• **Task prompt**
What you return must be the data below, word for word, without any images.

-- Recorded information follows --

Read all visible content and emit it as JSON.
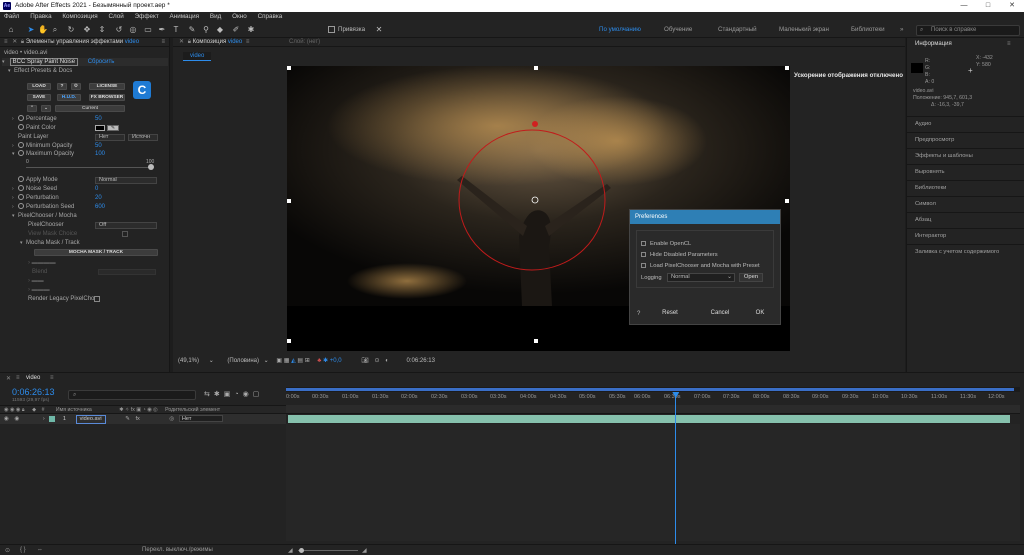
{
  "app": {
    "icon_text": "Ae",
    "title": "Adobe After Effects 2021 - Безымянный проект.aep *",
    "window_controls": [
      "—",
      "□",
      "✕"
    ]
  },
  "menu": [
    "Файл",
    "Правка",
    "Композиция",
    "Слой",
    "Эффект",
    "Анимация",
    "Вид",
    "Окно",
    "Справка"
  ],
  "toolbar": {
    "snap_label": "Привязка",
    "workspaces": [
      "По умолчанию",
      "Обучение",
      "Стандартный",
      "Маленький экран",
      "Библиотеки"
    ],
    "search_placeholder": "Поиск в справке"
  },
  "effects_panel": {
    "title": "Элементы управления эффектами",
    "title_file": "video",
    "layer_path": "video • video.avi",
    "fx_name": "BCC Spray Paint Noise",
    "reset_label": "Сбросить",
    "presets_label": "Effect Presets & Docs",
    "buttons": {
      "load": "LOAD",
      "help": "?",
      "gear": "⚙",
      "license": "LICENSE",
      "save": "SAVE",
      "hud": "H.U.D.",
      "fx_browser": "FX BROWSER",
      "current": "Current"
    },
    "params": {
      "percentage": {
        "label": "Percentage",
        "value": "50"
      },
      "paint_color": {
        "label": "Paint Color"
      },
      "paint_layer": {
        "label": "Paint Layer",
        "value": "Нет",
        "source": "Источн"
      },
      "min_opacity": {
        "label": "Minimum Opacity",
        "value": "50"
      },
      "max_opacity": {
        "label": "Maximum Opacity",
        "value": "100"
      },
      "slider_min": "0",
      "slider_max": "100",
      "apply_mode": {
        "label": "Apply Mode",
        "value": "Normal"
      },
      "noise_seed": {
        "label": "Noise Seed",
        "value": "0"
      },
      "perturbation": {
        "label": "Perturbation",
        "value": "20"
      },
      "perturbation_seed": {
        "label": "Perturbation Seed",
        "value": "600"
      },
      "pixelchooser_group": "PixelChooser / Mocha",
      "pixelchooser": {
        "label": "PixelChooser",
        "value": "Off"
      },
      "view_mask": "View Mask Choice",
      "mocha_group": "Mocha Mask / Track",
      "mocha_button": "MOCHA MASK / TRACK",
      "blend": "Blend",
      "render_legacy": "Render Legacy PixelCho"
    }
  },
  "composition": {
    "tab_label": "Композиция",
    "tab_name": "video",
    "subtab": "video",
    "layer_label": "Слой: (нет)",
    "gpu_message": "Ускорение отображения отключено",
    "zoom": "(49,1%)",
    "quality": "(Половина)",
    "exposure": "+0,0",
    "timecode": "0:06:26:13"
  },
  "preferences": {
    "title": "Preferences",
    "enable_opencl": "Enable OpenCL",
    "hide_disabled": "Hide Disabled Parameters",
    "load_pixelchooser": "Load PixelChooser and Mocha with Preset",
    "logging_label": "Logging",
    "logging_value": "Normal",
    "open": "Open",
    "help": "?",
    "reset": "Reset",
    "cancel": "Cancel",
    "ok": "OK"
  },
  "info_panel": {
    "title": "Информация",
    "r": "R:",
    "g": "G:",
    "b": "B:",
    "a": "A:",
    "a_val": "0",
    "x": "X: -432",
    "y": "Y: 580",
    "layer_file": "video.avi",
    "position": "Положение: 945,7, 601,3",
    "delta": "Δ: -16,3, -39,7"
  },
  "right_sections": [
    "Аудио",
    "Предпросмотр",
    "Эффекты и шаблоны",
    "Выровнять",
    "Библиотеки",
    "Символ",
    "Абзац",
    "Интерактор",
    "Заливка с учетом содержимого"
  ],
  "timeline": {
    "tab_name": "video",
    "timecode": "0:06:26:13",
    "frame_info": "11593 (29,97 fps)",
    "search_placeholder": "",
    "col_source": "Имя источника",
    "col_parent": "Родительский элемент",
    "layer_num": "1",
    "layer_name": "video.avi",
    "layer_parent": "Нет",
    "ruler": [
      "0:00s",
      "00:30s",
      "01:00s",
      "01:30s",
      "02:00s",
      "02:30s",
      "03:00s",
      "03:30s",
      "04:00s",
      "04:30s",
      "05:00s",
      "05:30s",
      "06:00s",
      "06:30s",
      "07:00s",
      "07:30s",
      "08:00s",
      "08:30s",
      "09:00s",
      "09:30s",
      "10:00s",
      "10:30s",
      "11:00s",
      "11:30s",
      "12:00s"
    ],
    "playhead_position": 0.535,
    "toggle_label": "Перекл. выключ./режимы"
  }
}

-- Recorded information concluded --

• **Solution to this task**
Read all visible content and emit it as JSON.
{
  "app": {
    "icon_text": "Ae",
    "title": "Adobe After Effects 2021 - Безымянный проект.aep *",
    "window_controls": [
      "—",
      "□",
      "✕"
    ]
  },
  "menu": [
    "Файл",
    "Правка",
    "Композиция",
    "Слой",
    "Эффект",
    "Анимация",
    "Вид",
    "Окно",
    "Справка"
  ],
  "toolbar": {
    "snap_label": "Привязка",
    "workspaces": [
      "По умолчанию",
      "Обучение",
      "Стандартный",
      "Маленький экран",
      "Библиотеки"
    ],
    "search_placeholder": "Поиск в справке"
  },
  "effects_panel": {
    "title": "Элементы управления эффектами",
    "title_file": "video",
    "layer_path": "video • video.avi",
    "fx_name": "BCC Spray Paint Noise",
    "reset_label": "Сбросить",
    "presets_label": "Effect Presets & Docs",
    "buttons": {
      "load": "LOAD",
      "help": "?",
      "gear": "⚙",
      "license": "LICENSE",
      "save": "SAVE",
      "hud": "H.U.D.",
      "fx_browser": "FX BROWSER",
      "current": "Current"
    },
    "params": {
      "percentage": {
        "label": "Percentage",
        "value": "50"
      },
      "paint_color": {
        "label": "Paint Color"
      },
      "paint_layer": {
        "label": "Paint Layer",
        "value": "Нет",
        "source": "Источн"
      },
      "min_opacity": {
        "label": "Minimum Opacity",
        "value": "50"
      },
      "max_opacity": {
        "label": "Maximum Opacity",
        "value": "100"
      },
      "slider_min": "0",
      "slider_max": "100",
      "apply_mode": {
        "label": "Apply Mode",
        "value": "Normal"
      },
      "noise_seed": {
        "label": "Noise Seed",
        "value": "0"
      },
      "perturbation": {
        "label": "Perturbation",
        "value": "20"
      },
      "perturbation_seed": {
        "label": "Perturbation Seed",
        "value": "600"
      },
      "pixelchooser_group": "PixelChooser / Mocha",
      "pixelchooser": {
        "label": "PixelChooser",
        "value": "Off"
      },
      "view_mask": "View Mask Choice",
      "mocha_group": "Mocha Mask / Track",
      "mocha_button": "MOCHA MASK / TRACK",
      "blend": "Blend",
      "render_legacy": "Render Legacy PixelCho"
    }
  },
  "composition": {
    "tab_label": "Композиция",
    "tab_name": "video",
    "subtab": "video",
    "layer_label": "Слой: (нет)",
    "gpu_message": "Ускорение отображения отключено",
    "zoom": "(49,1%)",
    "quality": "(Половина)",
    "exposure": "+0,0",
    "timecode": "0:06:26:13"
  },
  "preferences": {
    "title": "Preferences",
    "enable_opencl": "Enable OpenCL",
    "hide_disabled": "Hide Disabled Parameters",
    "load_pixelchooser": "Load PixelChooser and Mocha with Preset",
    "logging_label": "Logging",
    "logging_value": "Normal",
    "open": "Open",
    "help": "?",
    "reset": "Reset",
    "cancel": "Cancel",
    "ok": "OK"
  },
  "info_panel": {
    "title": "Информация",
    "r": "R:",
    "g": "G:",
    "b": "B:",
    "a": "A:",
    "a_val": "0",
    "x": "X: -432",
    "y": "Y: 580",
    "layer_file": "video.avi",
    "position": "Положение: 945,7, 601,3",
    "delta": "Δ: -16,3, -39,7"
  },
  "right_sections": [
    "Аудио",
    "Предпросмотр",
    "Эффекты и шаблоны",
    "Выровнять",
    "Библиотеки",
    "Символ",
    "Абзац",
    "Интерактор",
    "Заливка с учетом содержимого"
  ],
  "timeline": {
    "tab_name": "video",
    "timecode": "0:06:26:13",
    "frame_info": "11593 (29,97 fps)",
    "search_placeholder": "",
    "col_source": "Имя источника",
    "col_parent": "Родительский элемент",
    "layer_num": "1",
    "layer_name": "video.avi",
    "layer_parent": "Нет",
    "ruler": [
      "0:00s",
      "00:30s",
      "01:00s",
      "01:30s",
      "02:00s",
      "02:30s",
      "03:00s",
      "03:30s",
      "04:00s",
      "04:30s",
      "05:00s",
      "05:30s",
      "06:00s",
      "06:30s",
      "07:00s",
      "07:30s",
      "08:00s",
      "08:30s",
      "09:00s",
      "09:30s",
      "10:00s",
      "10:30s",
      "11:00s",
      "11:30s",
      "12:00s"
    ],
    "playhead_position": 0.535,
    "toggle_label": "Перекл. выключ./режимы"
  }
}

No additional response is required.